It’s Like Déjà vu All Over Again! (part 2) – John 21:15-25

In this 21st and final chapter of John’s gospel, we see how the Apostle Peter had two déjà vu experiences that would serve as faith builders for the rest of his life and ministry. Yesterday it was the second incredible catch of fish he had experienced with Jesus nearby, and today it will be a challenge while staring into a fire.

15 When they had finished eating, Jesus said to Simon Peter, “Simon son of John, do you love me more than these?”

“Yes, Lord,” he said, “you know that I love you.”

Jesus said, “Feed my lambs.”

16 Again Jesus said, “Simon son of John, do you love me?”

He answered, “Yes, Lord, you know that I love you.”

Jesus said, “Take care of my sheep.”

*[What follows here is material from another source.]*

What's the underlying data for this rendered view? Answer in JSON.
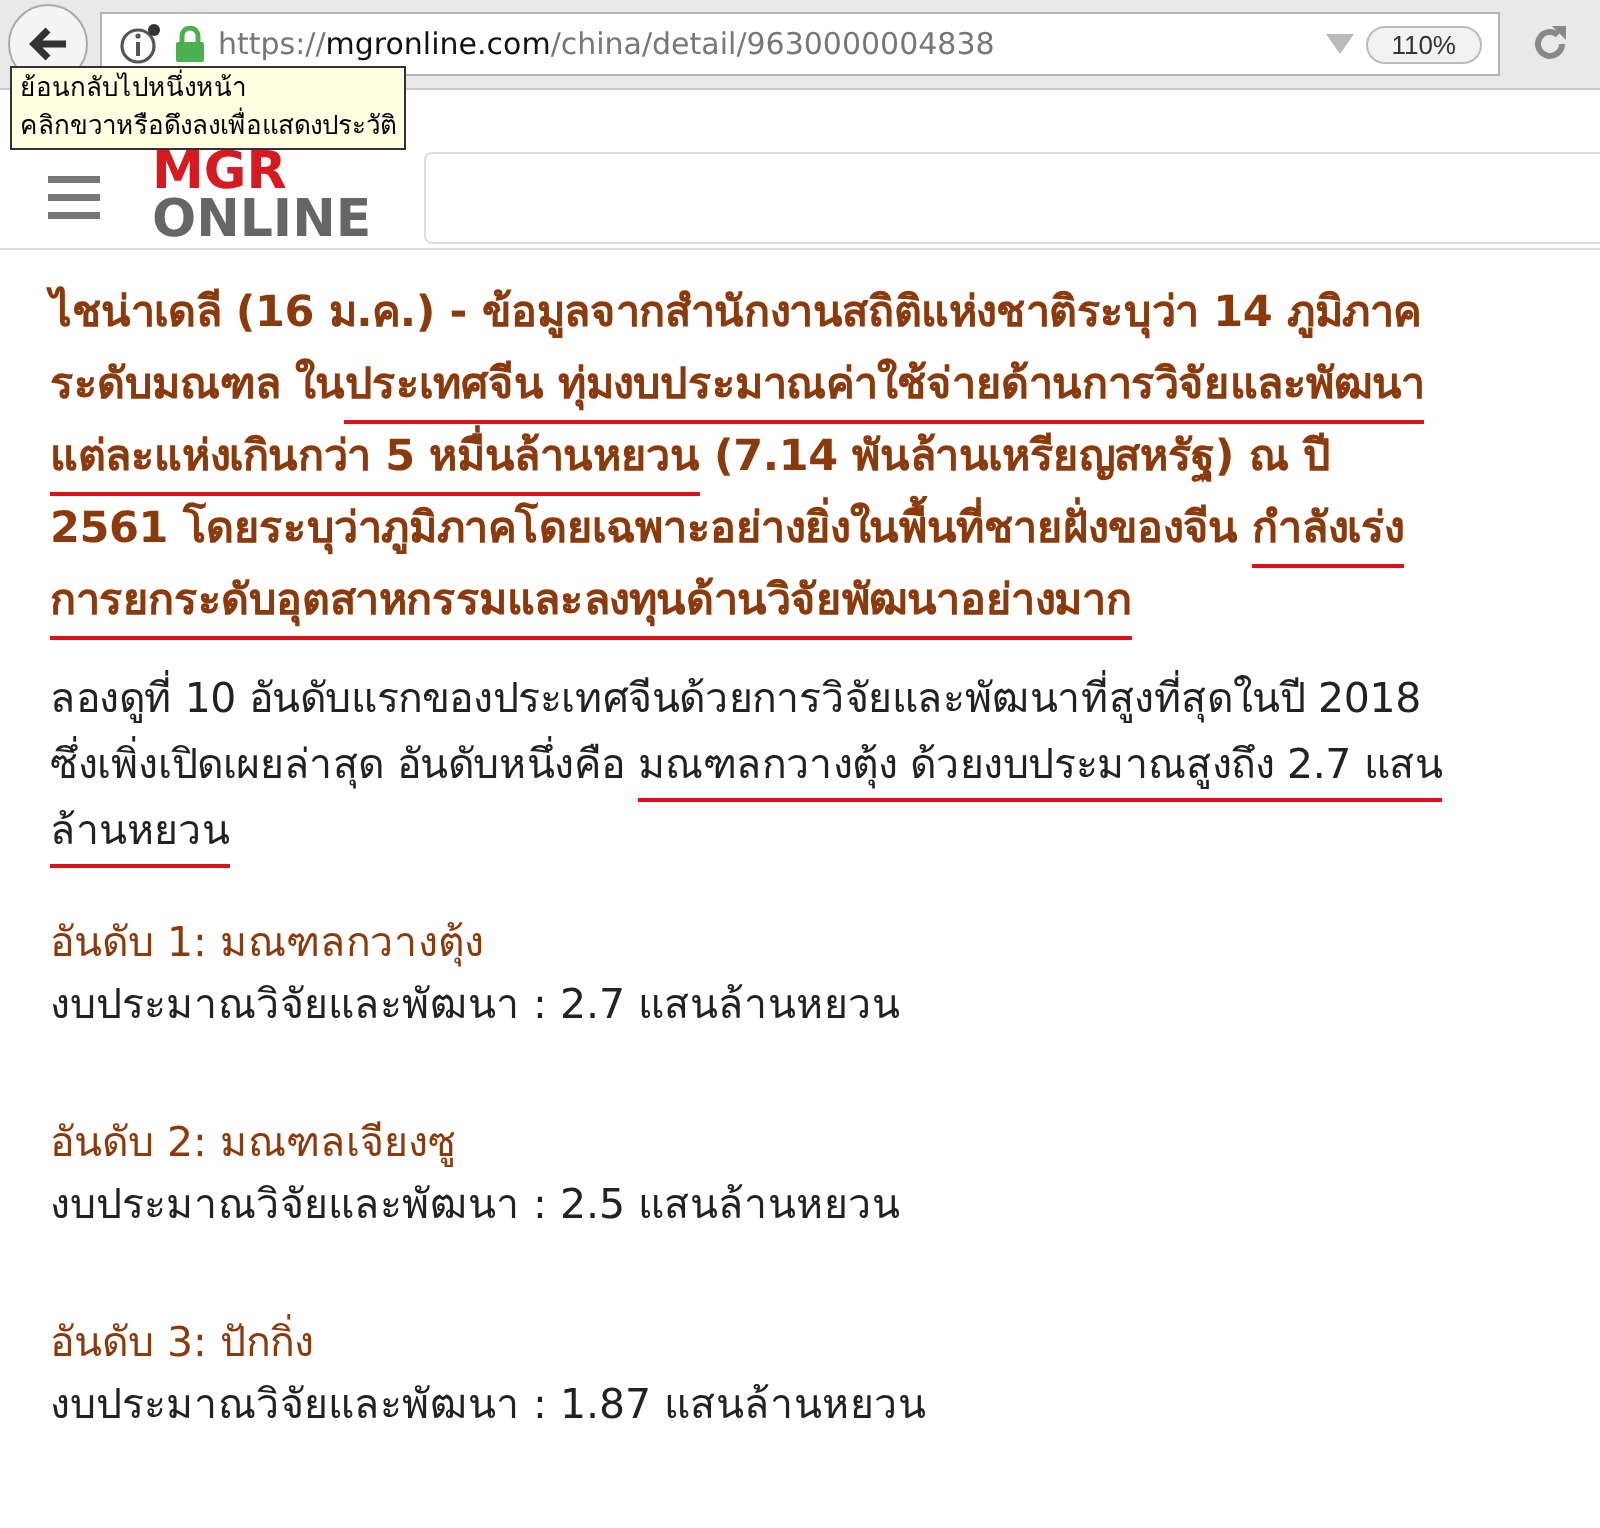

17 The third time he said to him, “Simon son of John, do you love me?”

Peter was hurt because Jesus asked him the third time, “Do you love me?” He said, “Lord, you know all things; you know that I love you.”

Jesus said, “Feed my sheep. 18 Very truly I tell you, when you were younger you dressed yourself and went where you wanted; but when you are old you will stretch out your hands, and someone else will dress you and lead you where you do not want to go.” 19 Jesus said this to indicate the kind of death by which Peter would glorify God. Then he said to him, “Follow me!”

Recall the exact scene where Peter denied Christ three times – he was recognized and identified while warming himself with others around a fire. And now, in this scene of being with Jesus who had a fire going for the fish to be cooked, Jesus asks Peter three questions. There could be no doubt in Peter’s mind that he was being challenged in regard to his moment of great failure. Certainly any possibility of doubt is removed when the question is asked a third time – the text saying that he was greatly saddened by this repetition.

Much has been made of the two different Greek words for “love” that are used – “phileo” on the first two occasions, whereas “agapao” is used in the last question. The former speaks of a brotherly affection, whereas the latter of a deep and pure love. This device is to emphasize that on the final occasion the question was likely asked of Peter, “Do you LOVE me?”

There was no hiding truth from the Son of God. Peter knew that Jesus knew he truly loved him, but likely he was unsure of his fitness to carry out the commission of feeding Christ’s flock. Yet Jesus went through this to restore Peter to service which would prove extraordinary.

It would involve death however – in the end, crucifixion … as prophesied here by Jesus. The promise of God for those who follow is not that they will be spared even the worst experiences of life, but that God will enable them to endure through anything. It really is a “take up your cross” experience to live for the Lord.”

20 Peter turned and saw that the disciple whom Jesus loved was following them. (This was the one who had leaned back against Jesus at the supper and had said, “Lord, who is going to betray you?”)21 When Peter saw him, he asked, “Lord, what about him?”

22 Jesus answered, “If I want him to remain alive until I return, what is that to you? You must follow me.” 23 Because of this, the rumor spread among the believers that this disciple would not die. But Jesus did not say that he would not die; he only said, “If I want him to remain alive until I return, what is that to you?”

Peter sees John right there at that moment and asks about what is to become of him. Jesus rebukes this lack of focus and concern beyond Peter himself. Christ essentially says, “If he lives so long that he remains even until the time I return, what business it that for you?”  Jesus was not indicating that John would live through to the actual return – the way the story was related and errantly repeated over time.

24 This is the disciple who testifies to these things and who wrote them down. We know that his testimony is true.

25 Jesus did many other things as well. If every one of them were written down, I suppose that even the whole world would not have room for the books that would be written.

There is a lot of information written in the Gospels about Jesus Christ. Yet John is saying that if everything that was said and done were to have been written and talked about, it would be beyond the books of the world to hold these truths. Indeed, even as it is, the Scriptures and the work of God are bottomless to know – beyond ever fully grasping.

But what can be known and taken from this passage today is that though we, like Peter, are prone to repeated failures, we may find forgiveness and restoration in Christ as we are repentant. This is because Jesus was God Up Close. He came to pay the penalty for sin; he shows us what God is like – the true bridegroom, temple, well, healer, bread, light, shepherd, vine, lamb, and above all – the true Life!

This brings us to the end of our 45-day adventure through John’s gospel. Chris Wiles and I trust that it has been an enriching experience for you. Our next series begins on January 12th and will talk about the idea of “exile” – of living in perilous times. We will look a good bit into some of the Old Testament prophets with some great biblical themes and timeless applications for our lives.

May you have a blessed Christmas season!